It’s not really debatable that we should be wearing sunscreen. I mean there is clear evidence that the skin’s rays can accelerate the aging process and potentially lead to skin cancer. However, when we look at the sunscreen market, it can be very confusing! Most people take the stance that any sunscreen is good (because it’s protecting you) and I tend to agree, BUT if you are making a switch to clean and non-toxic products, there are a few additional things that you should know.
And while there is overwhelming evidence that sunscreen protects us from the sun and prevents skin cancer, now consumers are asking if they are getting additional toxins and doing more harm than good.
Proper Sun Protection Is Always KEY!
First of all, don’t stop wearing sunscreen! Follow proper sun protection recommendations – cover-up, wear a hat and try to avoid the peak times of sun exposure (between 10am-2pm). And when you are applying sunscreen, make sure you are applying enough! This means about a shot glass size to the areas of exposed skin and reapplying when needed.

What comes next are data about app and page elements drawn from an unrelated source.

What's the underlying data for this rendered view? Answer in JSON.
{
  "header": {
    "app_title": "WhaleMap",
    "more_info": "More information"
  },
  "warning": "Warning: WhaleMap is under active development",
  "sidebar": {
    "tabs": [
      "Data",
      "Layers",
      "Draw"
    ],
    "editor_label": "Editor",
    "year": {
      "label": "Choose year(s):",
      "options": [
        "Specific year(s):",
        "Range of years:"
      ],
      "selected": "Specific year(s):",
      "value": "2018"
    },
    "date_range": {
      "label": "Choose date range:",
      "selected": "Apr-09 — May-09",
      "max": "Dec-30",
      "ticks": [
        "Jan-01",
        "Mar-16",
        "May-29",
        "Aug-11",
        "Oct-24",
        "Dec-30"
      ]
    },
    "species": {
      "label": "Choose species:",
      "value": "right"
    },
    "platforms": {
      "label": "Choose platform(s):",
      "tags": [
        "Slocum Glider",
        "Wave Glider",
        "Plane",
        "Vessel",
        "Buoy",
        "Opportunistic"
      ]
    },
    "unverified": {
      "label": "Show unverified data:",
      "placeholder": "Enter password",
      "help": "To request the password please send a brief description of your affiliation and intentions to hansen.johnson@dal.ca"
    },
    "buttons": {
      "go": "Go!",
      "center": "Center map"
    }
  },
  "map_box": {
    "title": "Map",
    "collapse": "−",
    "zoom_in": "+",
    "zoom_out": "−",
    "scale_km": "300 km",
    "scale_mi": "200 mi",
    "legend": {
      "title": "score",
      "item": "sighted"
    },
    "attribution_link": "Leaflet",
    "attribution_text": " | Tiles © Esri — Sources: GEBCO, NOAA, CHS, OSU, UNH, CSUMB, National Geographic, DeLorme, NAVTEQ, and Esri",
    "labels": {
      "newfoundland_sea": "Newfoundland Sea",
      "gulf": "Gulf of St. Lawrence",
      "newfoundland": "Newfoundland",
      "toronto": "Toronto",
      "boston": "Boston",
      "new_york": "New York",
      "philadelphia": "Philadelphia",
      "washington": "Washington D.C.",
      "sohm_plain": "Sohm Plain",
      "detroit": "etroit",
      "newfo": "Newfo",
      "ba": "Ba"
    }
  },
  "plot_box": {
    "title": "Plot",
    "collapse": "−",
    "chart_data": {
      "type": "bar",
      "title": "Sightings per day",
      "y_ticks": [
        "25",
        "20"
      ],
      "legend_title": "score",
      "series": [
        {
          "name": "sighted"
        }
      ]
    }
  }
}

What Kind Of Protection Do I Need From Sunscreen?
There are two types of UV rays that we are concerned about. The UVA rays, which are the longer rays that penetrate deep into the skin and are responsible for long-term sun damage and UVB rays which are shorter rays and what we attribute to sunburns. We need our sunscreen to protect us from both (SPF protects us from UVB; look for the term “broad spectrum to ensure protection from UVA).
The EWB states recommends a max Sun Protection Factor (SPF) of 50 and advises that a higher SPF over promises and can be misleading. The ratio of UVA protection decreases as SPF increases. Because of this, in 2019, the FDA proposed a SPF cap of 60. Those proposed rules were thrown out with the passage of sunscreen legislation included in a coronavirus stimulus bill. It is expected that the FDA will reintroduce similar rules within the coming year.
There are two types of sunscreen on the market, chemical and mineral. Chemical sunscreen works by absorbing the sun’s rays, converting them to heat and then releasing them from the body.
As we know, drugs or ingredients that have been around for a long time are often grandfathered in. So, when the FDA began to consider sunscreen safety, it grandfathered in active ingredients from the late 1970s without reviewing the evidence of their potential hazards. In February 2019, the agency released its final draft sunscreens monograph, which contains “insufficient health and safety data to designate 12 of the 16 sunscreen filters allowed for use in the U.S. as ‘generally recognized as safe and effective’. These 12 ingredients include some of the most commonly used UV filters, including oxybenzone, octinoxate, octisalate, octocrylene, homosalate and avobenzone.”
The 2019 proposal from the FDA also concluded that the risks of using aminobenzoic acid, or PABA, and trolamine salicylate outweigh their benefits, and it proposed classifying them as unsafe. The FDA-proposed monograph gave the GRASE designation to just two active sunscreen ingredients: zinc oxide and titanium dioxide.
Why I Recommend Mineral Sunscreen
Mineral sunscreen works by adding a protective layer on the skin that acts as a physical barrier. There are two ingredients – zinc oxide and titanium dioxide – that the FDA and EWG have recognized as safe. We want to block both UVA and UVA. Titanium dioxide only blocks UVA, zinc oxide blocks both.
Because of the lack of safety studies around the chemical sunscreen ingredients, and the fact that some have been shown to disrupt hormone regulation, specifically estrogen , I recommend mineral sunscreen over chemical especially for children and women of child-bearing age.
The main con of mineral sunscreen is that it takes awhile to rub in and sometimes you get a white residue.